[Start of section]

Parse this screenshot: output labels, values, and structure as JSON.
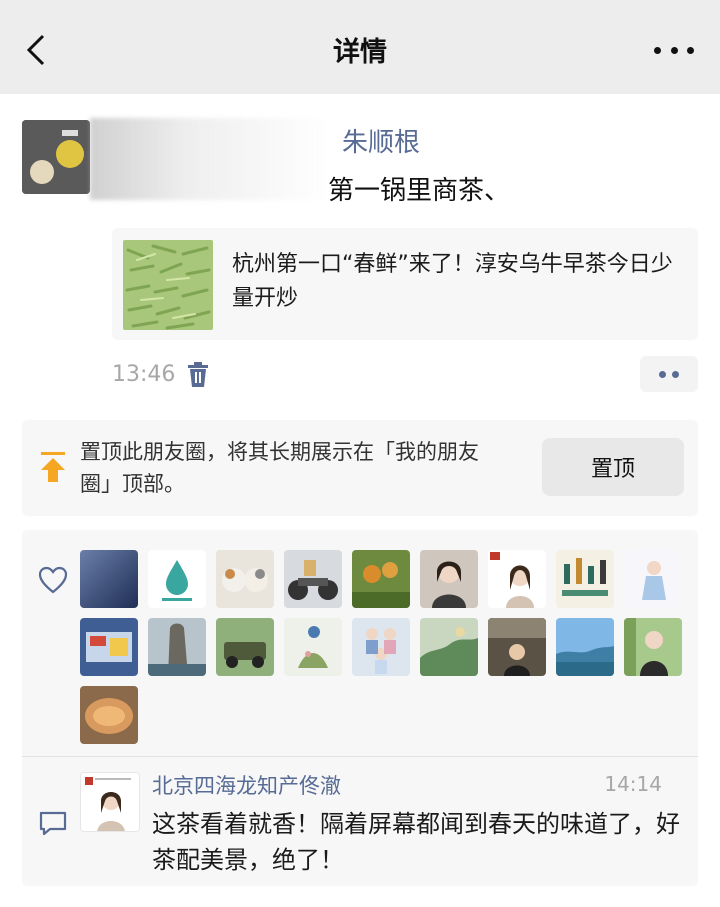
{
  "header": {
    "title": "详情",
    "back_icon": "chevron-left-icon",
    "more_icon": "more-dots-icon"
  },
  "post": {
    "author": "朱顺根",
    "text": "第一锅里商茶、",
    "share": {
      "title": "杭州第一口“春鲜”来了！淳安乌牛早茶今日少量开炒"
    },
    "time": "13:46"
  },
  "pin": {
    "text": "置顶此朋友圈，将其长期展示在「我的朋友圈」顶部。",
    "button": "置顶"
  },
  "likes": {
    "count": 19
  },
  "comment": {
    "author": "北京四海龙知产佟澈",
    "time": "14:14",
    "text": "这茶看着就香！隔着屏幕都闻到春天的味道了，好茶配美景，绝了！"
  },
  "colors": {
    "link": "#576b95",
    "header_bg": "#ededed",
    "card_bg": "#f7f7f7",
    "pin_accent": "#f5a623"
  }
}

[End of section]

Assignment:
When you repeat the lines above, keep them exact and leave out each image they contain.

Problem solution:
Parse this screenshot: output labels, values, and structure as JSON.
{
  "header": {
    "title": "详情",
    "back_icon": "chevron-left-icon",
    "more_icon": "more-dots-icon"
  },
  "post": {
    "author": "朱顺根",
    "text": "第一锅里商茶、",
    "share": {
      "title": "杭州第一口“春鲜”来了！淳安乌牛早茶今日少量开炒"
    },
    "time": "13:46"
  },
  "pin": {
    "text": "置顶此朋友圈，将其长期展示在「我的朋友圈」顶部。",
    "button": "置顶"
  },
  "likes": {
    "count": 19
  },
  "comment": {
    "author": "北京四海龙知产佟澈",
    "time": "14:14",
    "text": "这茶看着就香！隔着屏幕都闻到春天的味道了，好茶配美景，绝了！"
  },
  "colors": {
    "link": "#576b95",
    "header_bg": "#ededed",
    "card_bg": "#f7f7f7",
    "pin_accent": "#f5a623"
  }
}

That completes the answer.